  16. Wua, D.; Sunb, S. Speciation analysis of As, Sb and Se. Trends Environ. Anal. Chem. 2016, 11, 9–22. [Google Scholar] [CrossRef]
  17. Aylmore, M.G.; Muir, D.M. Thiosulfate leaching of gold—A review. Miner. Eng. 2001, 14, 135–174. [Google Scholar] [CrossRef]
  18. Hernandez, J.; Patiño, F.; Rivera, I.; Reyes, I.A.; Flores, M.U.; Juárez, J.C.; Reyes, M. Leaching kinetics in cyanide media of Ag contained in the industrial mining-metallurgical wastes in the state of Hidalgo, Mexico. Int. J. Min. Sci. Technol. 2014, 24, 689–694. [Google Scholar] [CrossRef]

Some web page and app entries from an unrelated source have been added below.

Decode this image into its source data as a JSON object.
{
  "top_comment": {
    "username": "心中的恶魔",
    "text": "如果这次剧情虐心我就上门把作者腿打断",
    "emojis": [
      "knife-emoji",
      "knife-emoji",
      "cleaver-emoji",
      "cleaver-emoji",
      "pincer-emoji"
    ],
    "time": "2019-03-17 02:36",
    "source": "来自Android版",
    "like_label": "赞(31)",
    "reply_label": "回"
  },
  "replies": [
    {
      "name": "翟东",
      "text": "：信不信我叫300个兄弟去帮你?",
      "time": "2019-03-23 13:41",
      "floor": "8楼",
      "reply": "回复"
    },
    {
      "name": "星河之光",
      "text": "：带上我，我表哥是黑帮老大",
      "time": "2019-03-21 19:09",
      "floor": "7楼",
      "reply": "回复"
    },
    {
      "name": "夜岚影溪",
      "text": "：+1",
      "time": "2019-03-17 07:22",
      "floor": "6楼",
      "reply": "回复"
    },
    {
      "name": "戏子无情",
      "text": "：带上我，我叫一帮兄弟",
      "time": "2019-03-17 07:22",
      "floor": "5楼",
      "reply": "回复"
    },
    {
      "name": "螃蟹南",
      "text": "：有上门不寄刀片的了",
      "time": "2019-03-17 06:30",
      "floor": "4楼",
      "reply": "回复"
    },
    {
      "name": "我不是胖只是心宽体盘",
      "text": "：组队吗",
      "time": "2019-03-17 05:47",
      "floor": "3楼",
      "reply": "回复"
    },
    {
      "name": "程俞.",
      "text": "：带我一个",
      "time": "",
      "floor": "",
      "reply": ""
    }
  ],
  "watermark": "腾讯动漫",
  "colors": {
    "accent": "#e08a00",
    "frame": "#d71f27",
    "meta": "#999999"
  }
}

  19. Rivera, I.; Patiño, F.; Roca, A.; Cruells, M. Kinetics of metallic silver leaching in the O2-thiosulfate system. Hydrometallurgy 2015, 156, 63–70. [Google Scholar] [CrossRef]

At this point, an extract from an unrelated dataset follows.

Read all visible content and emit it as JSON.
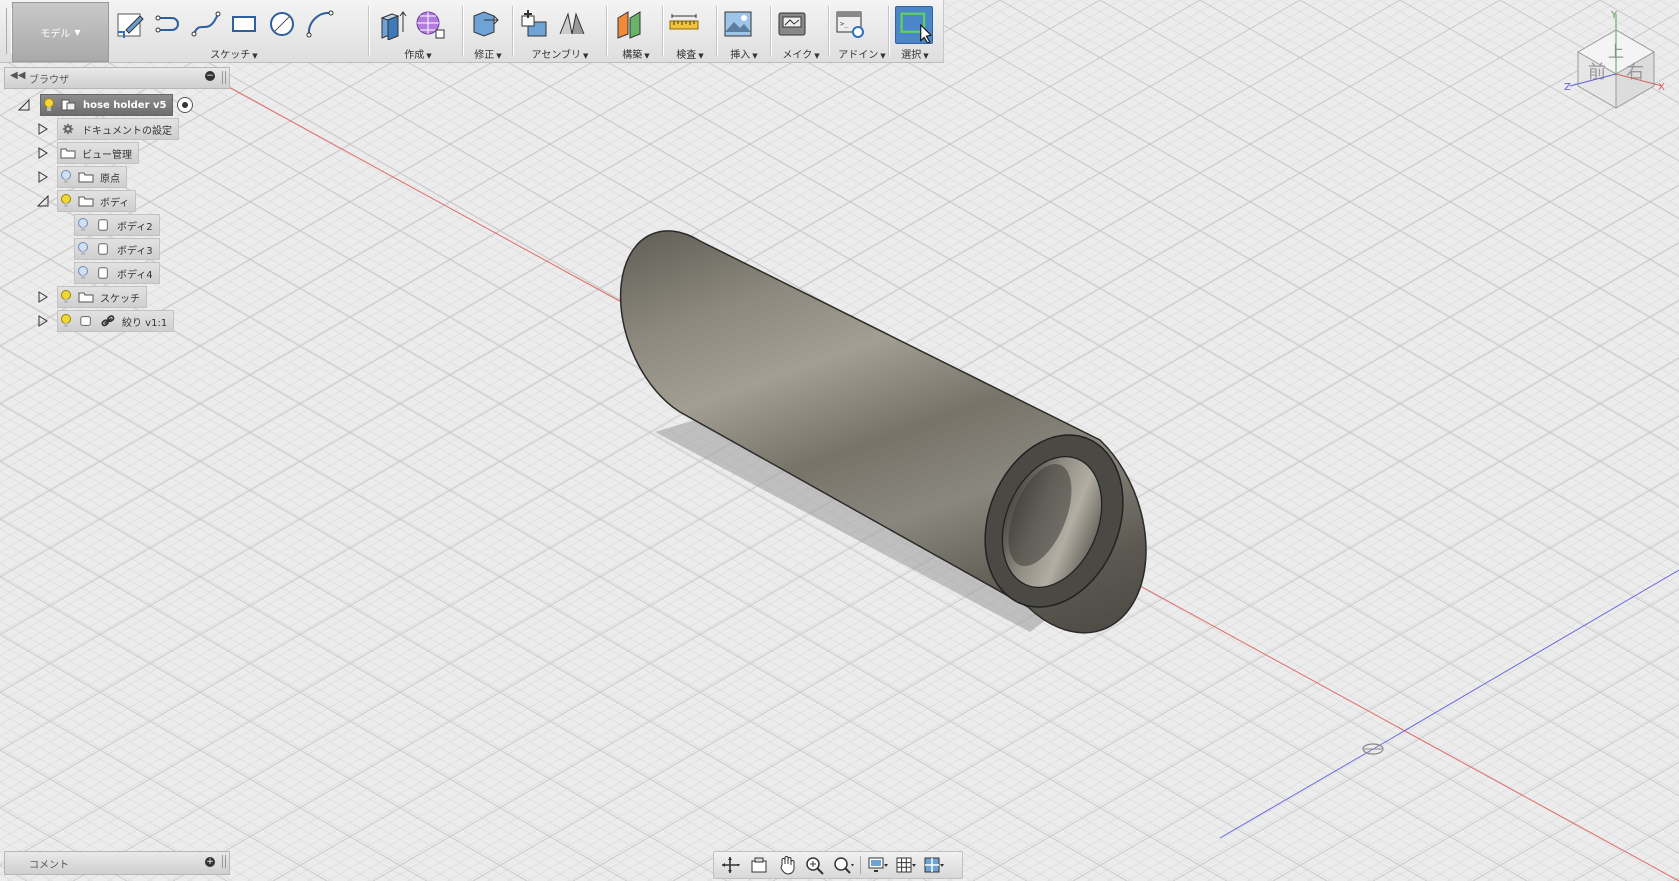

  20. Descostes, M.; Beaucaire, C.; Mercier, F.; Savoye, S.; Sow, J.; Zuddas, P. Effect of carbonate ions on pyrite (FeS2) dissolution. Bull. Soc. Geol. Fr. 2002, 173, 265–270. [Google Scholar] [CrossRef]
  21. Habashi, F. Texbook of Hydrometallurgy, 2nd ed.; Metallurgie Extractive: Québec City, QC, Canada, 1999; pp. 287–306. [Google Scholar]
Figure 1. Average elemental composition of the concentrate of Zn.
Figure 1. Average elemental composition of the concentrate of Zn.
Minerals 07 00016 g001
Figure 2. X-ray diffractogram of the powders of full-sized ore concentrate of Zn.
Figure 2. X-ray diffractogram of the powders of full-sized ore concentrate of Zn.
Minerals 07 00016 g002
Figure 3. Micrograph of a powder sample of a Zn concentrate obtained using secondary electrons.
Figure 3. Micrograph of a powder sample of a Zn concentrate obtained using secondary electrons.
Minerals 07 00016 g003
Figure 4. Energy-dispersive X-ray spectrum performed on an all-in-one powder sample of Zn concentrate.
Figure 4. Energy-dispersive X-ray spectrum performed on an all-in-one powder sample of Zn concentrate.
Minerals 07 00016 g004
Figure 5. Mapping of concentrate Zn powders.
Figure 5. Mapping of concentrate Zn powders.
Minerals 07 00016 g005
Figure 6. Diagram of the Eh-pH for the Ag–As–S–H2O system at 298 K.
Figure 6. Diagram of the Eh-pH for the Ag–As–S–H2O system at 298 K.
Minerals 07 00016 g006
Figure 7. Diagram of the Eh-pH for the Ag–As–S–H2O system at 313 K.
Figure 7. Diagram of the Eh-pH for the Ag–As–S–H2O system at 313 K.
Minerals 07 00016 g007
Figure 8. Representation of the effects on the leaching temperature of silver.
Figure 8. Representation of the effects on the leaching temperature of silver.
Minerals 07 00016 g008
Figure 9. Infrared spectrum corresponding to thiosulfate ion at 298 K.
Figure 9. Infrared spectrum corresponding to thiosulfate ion at 298 K.
Minerals 07 00016 g009
Figure 10. Infrared spectrum corresponding to silver thiosulfate at 298, 313, and 333 K.
Figure 10. Infrared spectrum corresponding to silver thiosulfate at 298, 313, and 333 K.
Minerals 07 00016 g010
Table 1. Chemical elemental analysis of the mineral concentrate.
Table 1. Chemical elemental analysis of the mineral concentrate.
Element% w/wR2
Table 2. Ag and As content in Zn concentrate per mesh.
Table 2. Ag and As content in Zn concentrate per mesh.
Mesh NumberMicrometers (μm)Ag (g/ton)As (g/ton)
Table 3. Experimental condition constants.
Table 3. Experimental condition constants.
Constant ParametersMeasurement
Amount of mineral40 g·L−1
[S2O32−]0.5 M
Stirring speed670 min−1
[NaOH]0.1 M
Partial Oxygen Pressure1 atm
Volume of Solution500 mL
Back to TopTop